The U.S. Securities and Exchange Commission’s Division of Corporation Finance (“Corp Fin”) recently updated its guidance concerning how it will evaluate requests for waivers by Well Known Seasoned Issuers (“WKSI”) who would otherwise become ineligible to be WKSIs under Rule 405 of the Securities Act.. According to Corp Fin, this update is more of a refinement than it is a change to the existing policy.
WKSIs have benefits such as the ability to sell their securities through shelf registration statements that become effective upon filing rather than after Corp Fin review and declaration of effectiveness. WKSIs cannot be “ineligible issuers” under Rule 405. A WKSI could lose its status by becoming an “ineligible issuer” under Rule 405 as the result of certain activities, such as violating the anti-fraud provisions of the federal securities laws or a criminal conviction. A WKSI can request that the Commission waive the ineligible issuer status. The Commission has delegated that authority to Corp Fin. An issuer in need of a WKSI waiver must send a request letter to Corp Fin addressing the considerations described below. The issuer bears the burden of establishing that a waiver is justified. Corp Fin may grant such a waiver if it concludes that the waiver is consistent with the public interest and protection of investors.
In July 2011, Corp Fin issued guidance on what it considered “good cause” to issue such waivers. On March 12, 2014, Corp Fin issued a revised statement regarding its evaluation of these waiver requests. The revised statement refines how the inquiry is articulated and focuses more sharply on who within the organization knew of the offending conduct, the level within the organization of those personnel, and whether red flags were missed or ignored. In addition, the new guidance considers subsidiaries’ disclosures for the first time.

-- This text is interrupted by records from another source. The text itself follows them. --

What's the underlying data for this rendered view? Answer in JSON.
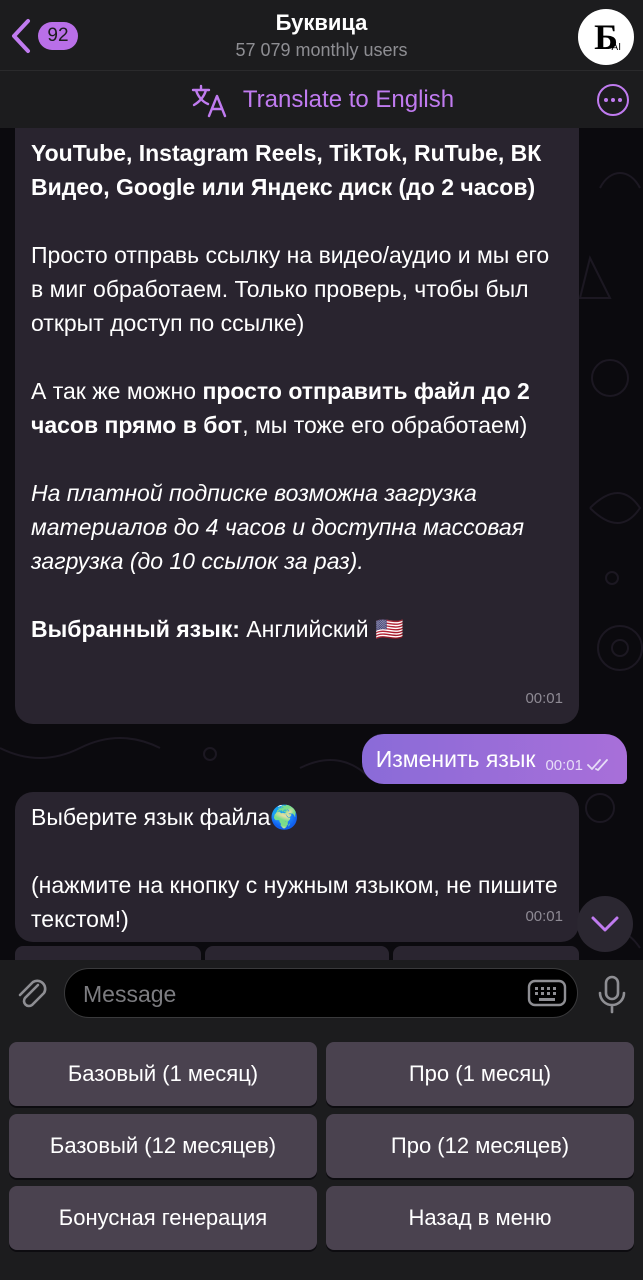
{
  "header": {
    "back_badge": "92",
    "title": "Буквица",
    "subtitle": "57 079 monthly users",
    "avatar_letter": "Б",
    "avatar_sup": "AI"
  },
  "translate_bar": {
    "label": "Translate to English",
    "icon": "translate-icon",
    "more_icon": "more-icon"
  },
  "messages": {
    "incoming_1": {
      "line1": "YouTube, Instagram Reels, TikTok, RuTube, ВК Видео, Google или Яндекс диск (до 2 часов)",
      "para2": "Просто отправь ссылку на видео/аудио и мы его в миг обработаем. Только проверь, чтобы был открыт доступ по ссылке)",
      "para3_start": "А так же можно ",
      "para3_bold": "просто отправить файл до 2 часов прямо в бот",
      "para3_end": ", мы тоже его обработаем)",
      "para4": "На платной подписке возможна загрузка материалов до 4 часов и доступна массовая загрузка (до 10 ссылок за раз).",
      "lang_label": "Выбранный язык:",
      "lang_value": " Английский 🇺🇸",
      "time": "00:01"
    },
    "outgoing": {
      "text": "Изменить язык",
      "time": "00:01"
    },
    "incoming_2": {
      "line1": "Выберите язык файла🌍",
      "line2": "(нажмите на кнопку с нужным языком, не пишите текстом!)",
      "time": "00:01"
    }
  },
  "composer": {
    "placeholder": "Message"
  },
  "keyboard": {
    "buttons": [
      "Базовый (1 месяц)",
      "Про (1 месяц)",
      "Базовый (12 месяцев)",
      "Про (12 месяцев)",
      "Бонусная генерация",
      "Назад в меню"
    ]
  },
  "colors": {
    "accent": "#c07bf0",
    "bubble_in": "#29242f",
    "bubble_out": "#9a6dd8",
    "kb_button": "#4a424f"
  }
}
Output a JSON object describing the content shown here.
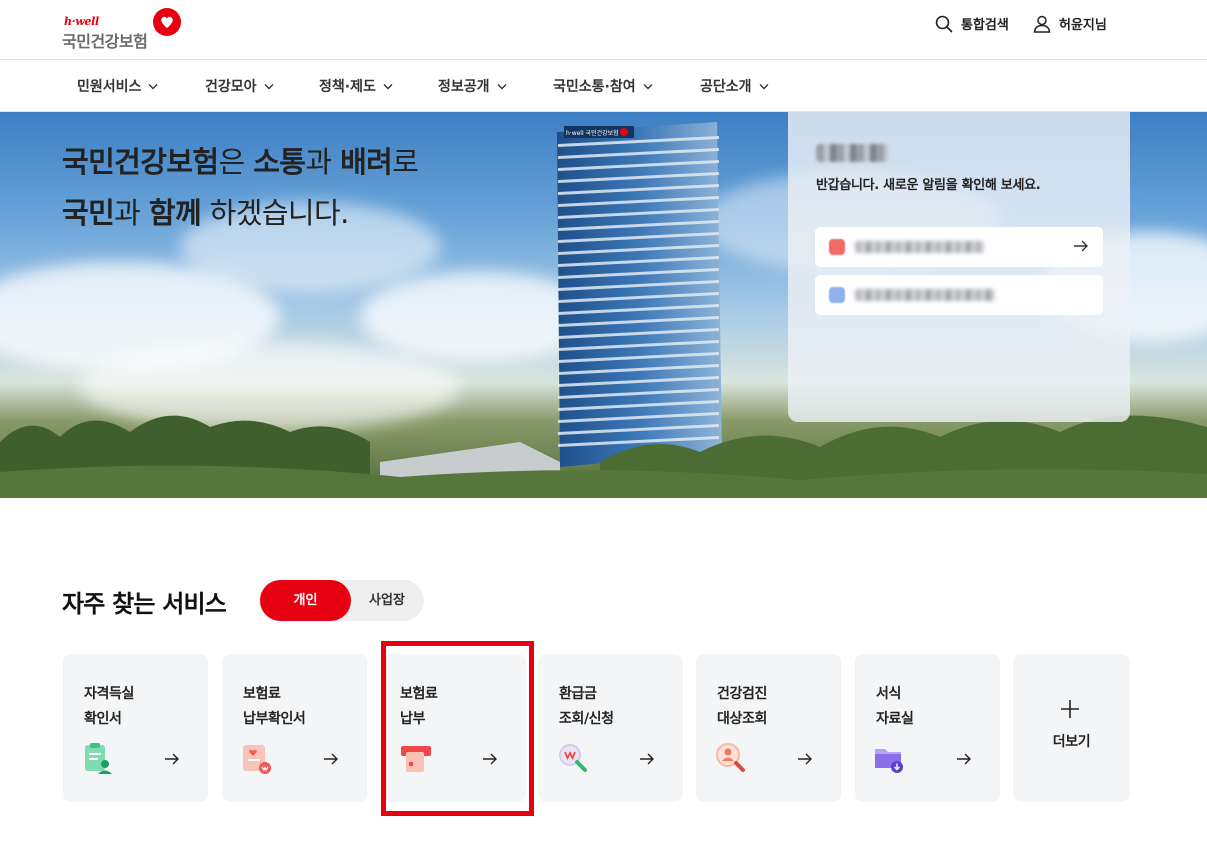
{
  "header": {
    "logo_hwell": "h·well",
    "logo_text": "국민건강보험",
    "search_label": "통합검색",
    "user_label": "허윤지님"
  },
  "gnb": [
    {
      "label": "민원서비스"
    },
    {
      "label": "건강모아"
    },
    {
      "label": "정책·제도"
    },
    {
      "label": "정보공개"
    },
    {
      "label": "국민소통·참여"
    },
    {
      "label": "공단소개"
    }
  ],
  "hero": {
    "line1": [
      {
        "text": "국민건강보험",
        "bold": true
      },
      {
        "text": "은 ",
        "bold": false
      },
      {
        "text": "소통",
        "bold": true
      },
      {
        "text": "과 ",
        "bold": false
      },
      {
        "text": "배려",
        "bold": true
      },
      {
        "text": "로",
        "bold": false
      }
    ],
    "line2": [
      {
        "text": "국민",
        "bold": true
      },
      {
        "text": "과 ",
        "bold": false
      },
      {
        "text": "함께",
        "bold": true
      },
      {
        "text": " 하겠습니다.",
        "bold": false
      }
    ],
    "building_sign": "h·well 국민건강보험"
  },
  "notice": {
    "greeting": "반갑습니다. 새로운 알림을 확인해 보세요."
  },
  "services": {
    "title": "자주 찾는 서비스",
    "toggle_personal": "개인",
    "toggle_business": "사업장",
    "cards": [
      {
        "line1": "자격득실",
        "line2": "확인서",
        "icon": "id-card-person-icon",
        "color": "#3cc38a"
      },
      {
        "line1": "보험료",
        "line2": "납부확인서",
        "icon": "certificate-icon",
        "color": "#f07a7a"
      },
      {
        "line1": "보험료",
        "line2": "납부",
        "icon": "card-payment-icon",
        "color": "#f04848"
      },
      {
        "line1": "환급금",
        "line2": "조회/신청",
        "icon": "magnifier-won-icon",
        "color": "#3cc38a"
      },
      {
        "line1": "건강검진",
        "line2": "대상조회",
        "icon": "person-search-icon",
        "color": "#f07a5a"
      },
      {
        "line1": "서식",
        "line2": "자료실",
        "icon": "folder-download-icon",
        "color": "#8a6de9"
      }
    ],
    "more_label": "더보기"
  },
  "colors": {
    "brand": "#e60012",
    "card_bg": "#f4f5f7"
  }
}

According to the recent guidance, Corp Fin will consider whether the violation involved a criminal conviction or scienter-based violation; and the nature of the violation or conviction and whether it involved disclosure for which the issuer or its subsidiaries was responsible, or otherwise calls into question the ability of the issuer to produce reliable disclosures. The following factors also will be considered by Corp Fin, with no single factor being determinative: (1) who was responsible for the conduct and the duration of the conduct; (2) what remedial steps have been taken; and (3) what would be the impact of a denial of the waiver request. As to the responsibility factor, Corp Fin will look at the level of personnel involved, whether “red flags” existed, whether such warning signs were ignored, and whether the conduct was recurring or isolated. Corp Fin will be looking at the “tone at the top” and how that affected the conduct. Corp Fin will also look at the remedial steps, if any, that have been taken and how they relate specifically to the issuer’s ability to produce reliable disclosures. Finally, Corp Fin will consider whether the issuer’s loss of WKSI status would be disproportionate to the conduct and how such loss would affect the markets as a whole.